(Data records for software interfaces)

------------------------------------------------------------------------

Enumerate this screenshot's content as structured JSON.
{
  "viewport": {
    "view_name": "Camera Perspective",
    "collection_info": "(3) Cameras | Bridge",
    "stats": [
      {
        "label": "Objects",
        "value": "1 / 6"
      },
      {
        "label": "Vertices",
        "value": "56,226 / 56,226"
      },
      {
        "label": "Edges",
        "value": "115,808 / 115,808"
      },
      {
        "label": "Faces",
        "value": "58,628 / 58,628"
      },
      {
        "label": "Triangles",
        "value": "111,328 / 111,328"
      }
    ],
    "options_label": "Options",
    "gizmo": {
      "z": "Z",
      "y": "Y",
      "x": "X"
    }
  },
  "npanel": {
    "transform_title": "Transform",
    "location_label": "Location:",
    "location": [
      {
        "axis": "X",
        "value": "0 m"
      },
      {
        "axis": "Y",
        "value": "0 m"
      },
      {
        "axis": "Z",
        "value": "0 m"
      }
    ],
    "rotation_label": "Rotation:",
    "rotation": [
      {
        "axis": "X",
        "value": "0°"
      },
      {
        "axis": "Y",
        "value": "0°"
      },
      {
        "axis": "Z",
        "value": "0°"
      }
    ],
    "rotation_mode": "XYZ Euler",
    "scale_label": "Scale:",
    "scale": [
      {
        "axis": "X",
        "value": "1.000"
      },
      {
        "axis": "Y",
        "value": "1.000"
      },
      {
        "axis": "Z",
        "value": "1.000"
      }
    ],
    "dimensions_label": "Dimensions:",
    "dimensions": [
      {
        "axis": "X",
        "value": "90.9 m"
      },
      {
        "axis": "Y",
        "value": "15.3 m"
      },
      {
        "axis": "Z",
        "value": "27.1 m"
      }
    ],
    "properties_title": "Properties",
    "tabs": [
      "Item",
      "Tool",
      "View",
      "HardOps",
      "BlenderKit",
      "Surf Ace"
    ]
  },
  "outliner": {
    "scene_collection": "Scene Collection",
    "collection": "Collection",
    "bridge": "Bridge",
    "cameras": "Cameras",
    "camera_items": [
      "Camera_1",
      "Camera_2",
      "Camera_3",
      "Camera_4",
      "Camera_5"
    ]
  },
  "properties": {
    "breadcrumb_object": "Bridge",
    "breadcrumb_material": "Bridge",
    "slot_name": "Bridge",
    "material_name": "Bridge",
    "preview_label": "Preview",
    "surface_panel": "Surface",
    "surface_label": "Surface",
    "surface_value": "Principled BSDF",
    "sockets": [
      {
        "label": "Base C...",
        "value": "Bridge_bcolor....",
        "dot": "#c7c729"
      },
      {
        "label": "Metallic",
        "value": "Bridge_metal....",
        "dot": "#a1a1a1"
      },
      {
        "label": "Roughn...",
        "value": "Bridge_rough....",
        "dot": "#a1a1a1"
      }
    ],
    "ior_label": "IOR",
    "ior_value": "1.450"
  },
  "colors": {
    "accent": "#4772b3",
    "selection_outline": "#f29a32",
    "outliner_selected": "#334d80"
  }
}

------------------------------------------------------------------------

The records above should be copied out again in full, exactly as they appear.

Enumerate this screenshot's content as structured JSON.
{
  "viewport": {
    "view_name": "Camera Perspective",
    "collection_info": "(3) Cameras | Bridge",
    "stats": [
      {
        "label": "Objects",
        "value": "1 / 6"
      },
      {
        "label": "Vertices",
        "value": "56,226 / 56,226"
      },
      {
        "label": "Edges",
        "value": "115,808 / 115,808"
      },
      {
        "label": "Faces",
        "value": "58,628 / 58,628"
      },
      {
        "label": "Triangles",
        "value": "111,328 / 111,328"
      }
    ],
    "options_label": "Options",
    "gizmo": {
      "z": "Z",
      "y": "Y",
      "x": "X"
    }
  },
  "npanel": {
    "transform_title": "Transform",
    "location_label": "Location:",
    "location": [
      {
        "axis": "X",
        "value": "0 m"
      },
      {
        "axis": "Y",
        "value": "0 m"
      },
      {
        "axis": "Z",
        "value": "0 m"
      }
    ],
    "rotation_label": "Rotation:",
    "rotation": [
      {
        "axis": "X",
        "value": "0°"
      },
      {
        "axis": "Y",
        "value": "0°"
      },
      {
        "axis": "Z",
        "value": "0°"
      }
    ],
    "rotation_mode": "XYZ Euler",
    "scale_label": "Scale:",
    "scale": [
      {
        "axis": "X",
        "value": "1.000"
      },
      {
        "axis": "Y",
        "value": "1.000"
      },
      {
        "axis": "Z",
        "value": "1.000"
      }
    ],
    "dimensions_label": "Dimensions:",
    "dimensions": [
      {
        "axis": "X",
        "value": "90.9 m"
      },
      {
        "axis": "Y",
        "value": "15.3 m"
      },
      {
        "axis": "Z",
        "value": "27.1 m"
      }
    ],
    "properties_title": "Properties",
    "tabs": [
      "Item",
      "Tool",
      "View",
      "HardOps",
      "BlenderKit",
      "Surf Ace"
    ]
  },
  "outliner": {
    "scene_collection": "Scene Collection",
    "collection": "Collection",
    "bridge": "Bridge",
    "cameras": "Cameras",
    "camera_items": [
      "Camera_1",
      "Camera_2",
      "Camera_3",
      "Camera_4",
      "Camera_5"
    ]
  },
  "properties": {
    "breadcrumb_object": "Bridge",
    "breadcrumb_material": "Bridge",
    "slot_name": "Bridge",
    "material_name": "Bridge",
    "preview_label": "Preview",
    "surface_panel": "Surface",
    "surface_label": "Surface",
    "surface_value": "Principled BSDF",
    "sockets": [
      {
        "label": "Base C...",
        "value": "Bridge_bcolor....",
        "dot": "#c7c729"
      },
      {
        "label": "Metallic",
        "value": "Bridge_metal....",
        "dot": "#a1a1a1"
      },
      {
        "label": "Roughn...",
        "value": "Bridge_rough....",
        "dot": "#a1a1a1"
      }
    ],
    "ior_label": "IOR",
    "ior_value": "1.450"
  },
  "colors": {
    "accent": "#4772b3",
    "selection_outline": "#f29a32",
    "outliner_selected": "#334d80"
  }
}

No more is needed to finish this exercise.